_Directions_:
Give the number of lines in the data below that contain "items", with no other words.

_Study material_:
============================================================

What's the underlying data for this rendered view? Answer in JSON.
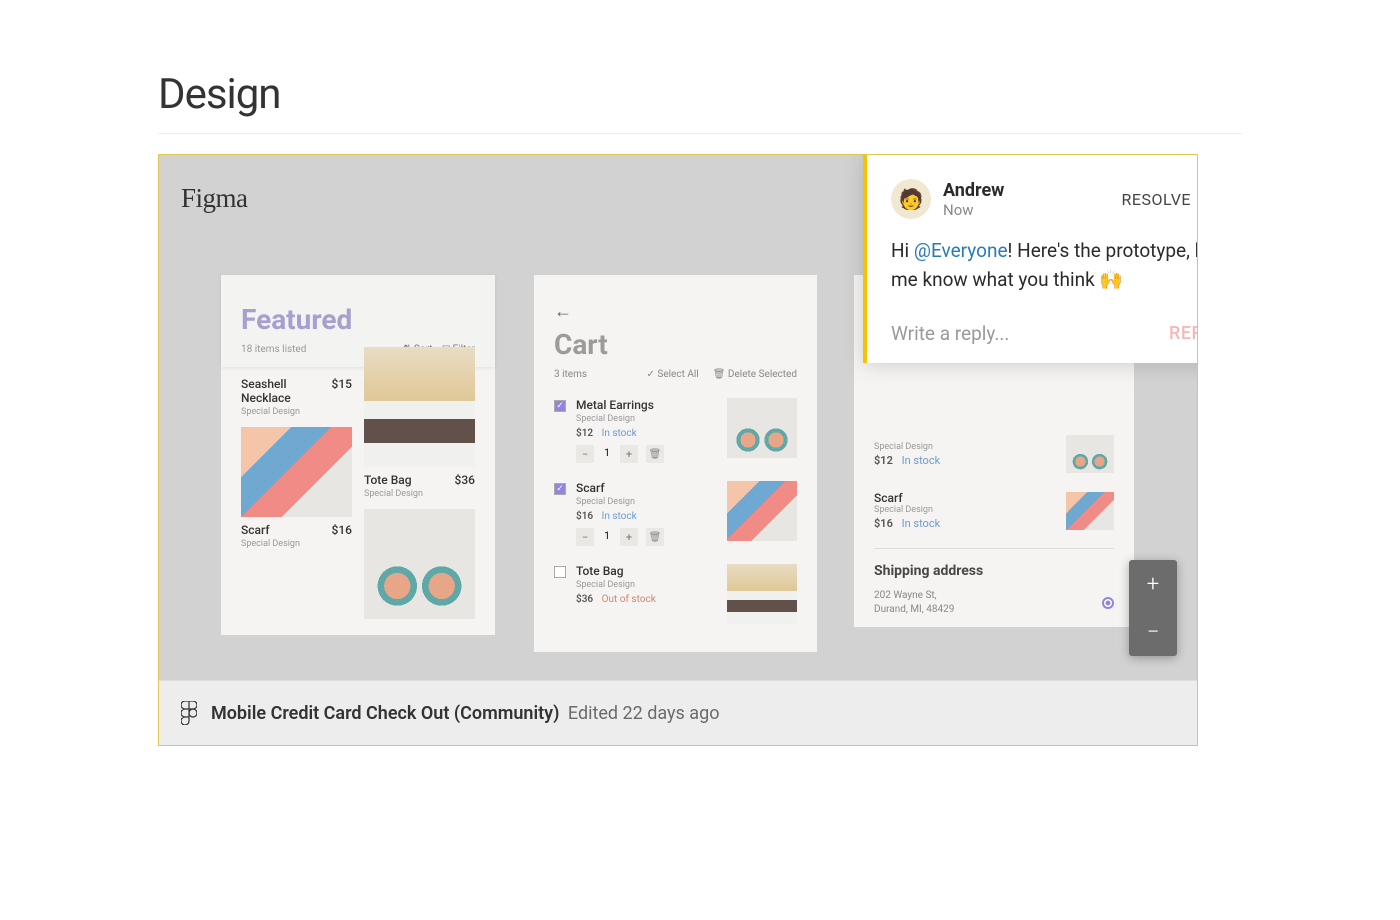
{
  "page": {
    "title": "Design"
  },
  "embed": {
    "app_label": "Figma",
    "file_name": "Mobile Credit Card Check Out (Community)",
    "edited_label": "Edited 22 days ago"
  },
  "featured": {
    "title": "Featured",
    "count_label": "18 items listed",
    "sort_label": "Sort",
    "filter_label": "Filter",
    "products": [
      {
        "name": "Seashell Necklace",
        "price": "$15",
        "sub": "Special Design"
      },
      {
        "name": "Tote Bag",
        "price": "$36",
        "sub": "Special Design"
      },
      {
        "name": "Scarf",
        "price": "$16",
        "sub": "Special Design"
      },
      {
        "name": "",
        "price": "",
        "sub": ""
      }
    ]
  },
  "cart": {
    "title": "Cart",
    "count_label": "3 items",
    "select_all": "Select All",
    "delete_selected": "Delete Selected",
    "items": [
      {
        "name": "Metal Earrings",
        "sub": "Special Design",
        "price": "$12",
        "stock": "In stock",
        "qty": "1",
        "checked": true
      },
      {
        "name": "Scarf",
        "sub": "Special Design",
        "price": "$16",
        "stock": "In stock",
        "qty": "1",
        "checked": true
      },
      {
        "name": "Tote Bag",
        "sub": "Special Design",
        "price": "$36",
        "stock": "Out of stock",
        "qty": "1",
        "checked": false
      }
    ]
  },
  "summary": {
    "minis": [
      {
        "sub": "Special Design",
        "price": "$12",
        "stock": "In stock"
      },
      {
        "sub_top": "Scarf",
        "sub": "Special Design",
        "price": "$16",
        "stock": "In stock"
      }
    ],
    "ship_title": "Shipping address",
    "address_line1": "202 Wayne St,",
    "address_line2": "Durand, MI, 48429"
  },
  "comment": {
    "author": "Andrew",
    "time": "Now",
    "resolve": "RESOLVE",
    "body_prefix": "Hi ",
    "mention": "@Everyone",
    "body_suffix": "! Here's the prototype, let me know what you think 🙌",
    "reply_placeholder": "Write a reply...",
    "reply_button": "REPLY"
  },
  "zoom": {
    "in_label": "+",
    "out_label": "−"
  }
}
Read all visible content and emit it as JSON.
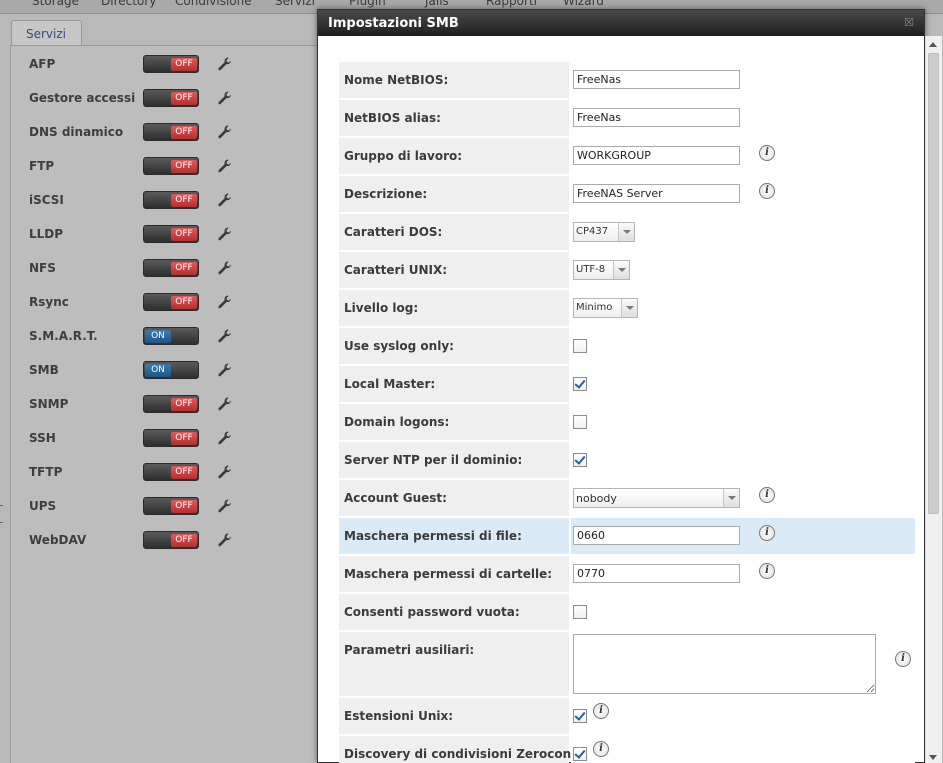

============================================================

_Response to this task_:
3